Web page and app entries
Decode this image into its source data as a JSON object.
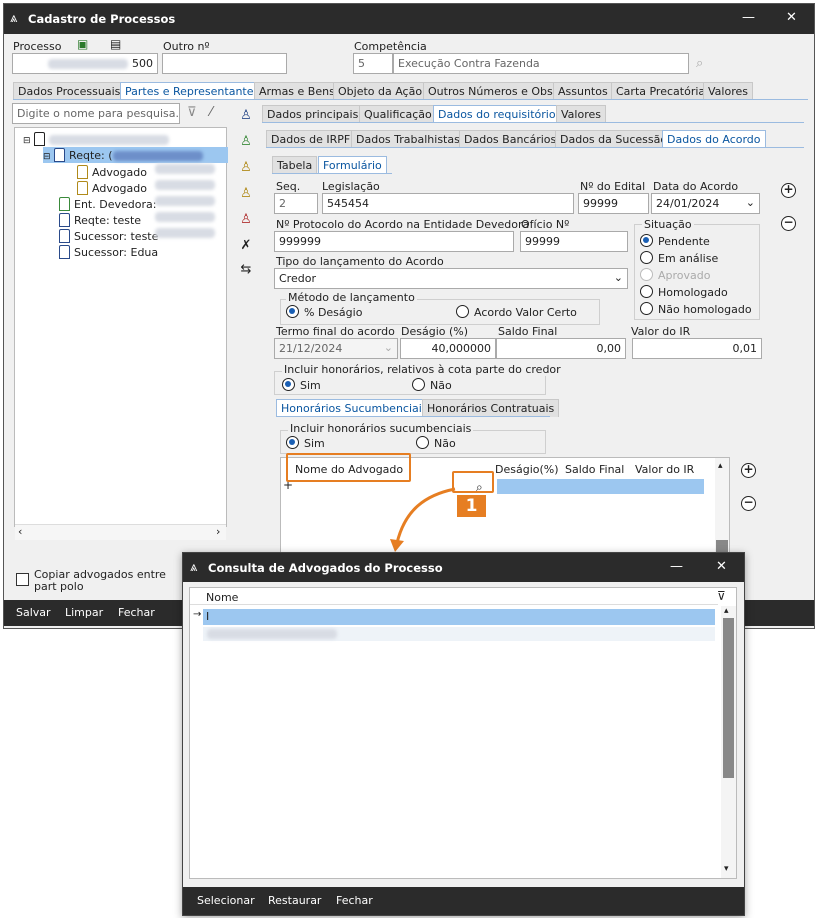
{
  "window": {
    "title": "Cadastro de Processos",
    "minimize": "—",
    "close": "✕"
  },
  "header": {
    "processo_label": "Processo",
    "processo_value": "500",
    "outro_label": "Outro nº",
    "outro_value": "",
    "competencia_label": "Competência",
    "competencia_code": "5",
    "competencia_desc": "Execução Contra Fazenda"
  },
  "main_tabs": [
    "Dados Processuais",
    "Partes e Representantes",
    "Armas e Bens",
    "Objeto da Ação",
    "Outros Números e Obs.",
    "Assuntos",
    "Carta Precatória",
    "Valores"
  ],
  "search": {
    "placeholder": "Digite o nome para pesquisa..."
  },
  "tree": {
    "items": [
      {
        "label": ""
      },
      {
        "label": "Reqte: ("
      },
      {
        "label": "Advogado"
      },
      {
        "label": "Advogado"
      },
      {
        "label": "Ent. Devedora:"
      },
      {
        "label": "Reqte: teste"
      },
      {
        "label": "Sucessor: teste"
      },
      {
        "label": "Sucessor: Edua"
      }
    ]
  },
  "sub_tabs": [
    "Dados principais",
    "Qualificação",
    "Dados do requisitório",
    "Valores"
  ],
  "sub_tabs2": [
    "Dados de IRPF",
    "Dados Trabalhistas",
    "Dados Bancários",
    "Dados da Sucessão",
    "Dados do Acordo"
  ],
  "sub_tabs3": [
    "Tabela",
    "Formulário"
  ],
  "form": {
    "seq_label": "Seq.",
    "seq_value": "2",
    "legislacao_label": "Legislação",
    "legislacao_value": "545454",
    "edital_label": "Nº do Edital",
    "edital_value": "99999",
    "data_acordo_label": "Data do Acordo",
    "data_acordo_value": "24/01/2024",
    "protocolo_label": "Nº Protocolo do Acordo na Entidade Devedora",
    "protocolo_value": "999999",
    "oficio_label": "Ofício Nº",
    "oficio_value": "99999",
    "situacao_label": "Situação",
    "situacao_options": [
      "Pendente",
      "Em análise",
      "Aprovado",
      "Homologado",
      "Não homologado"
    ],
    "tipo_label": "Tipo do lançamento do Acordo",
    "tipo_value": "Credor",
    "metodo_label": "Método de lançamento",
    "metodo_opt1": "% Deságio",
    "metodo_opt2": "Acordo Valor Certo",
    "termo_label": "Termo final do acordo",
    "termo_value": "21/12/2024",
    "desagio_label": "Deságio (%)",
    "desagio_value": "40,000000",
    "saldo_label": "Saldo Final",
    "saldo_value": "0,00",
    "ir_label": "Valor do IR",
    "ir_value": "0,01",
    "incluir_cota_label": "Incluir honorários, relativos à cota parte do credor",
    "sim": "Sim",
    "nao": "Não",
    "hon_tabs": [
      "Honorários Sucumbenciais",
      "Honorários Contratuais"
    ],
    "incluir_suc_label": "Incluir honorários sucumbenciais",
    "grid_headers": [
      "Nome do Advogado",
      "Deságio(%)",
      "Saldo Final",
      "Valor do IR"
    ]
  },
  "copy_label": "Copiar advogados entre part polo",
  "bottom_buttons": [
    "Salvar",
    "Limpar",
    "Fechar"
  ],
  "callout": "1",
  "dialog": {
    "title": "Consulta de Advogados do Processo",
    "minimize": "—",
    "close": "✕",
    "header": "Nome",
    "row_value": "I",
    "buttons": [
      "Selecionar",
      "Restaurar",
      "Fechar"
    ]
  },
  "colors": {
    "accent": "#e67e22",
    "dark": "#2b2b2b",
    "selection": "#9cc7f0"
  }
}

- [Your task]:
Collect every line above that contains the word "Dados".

- [Output]:
    "Dados Processuais",
    "Dados principais",
    "Dados do requisitório",
    "Dados de IRPF",
    "Dados Trabalhistas",
    "Dados Bancários",
    "Dados da Sucessão",
    "Dados do Acordo"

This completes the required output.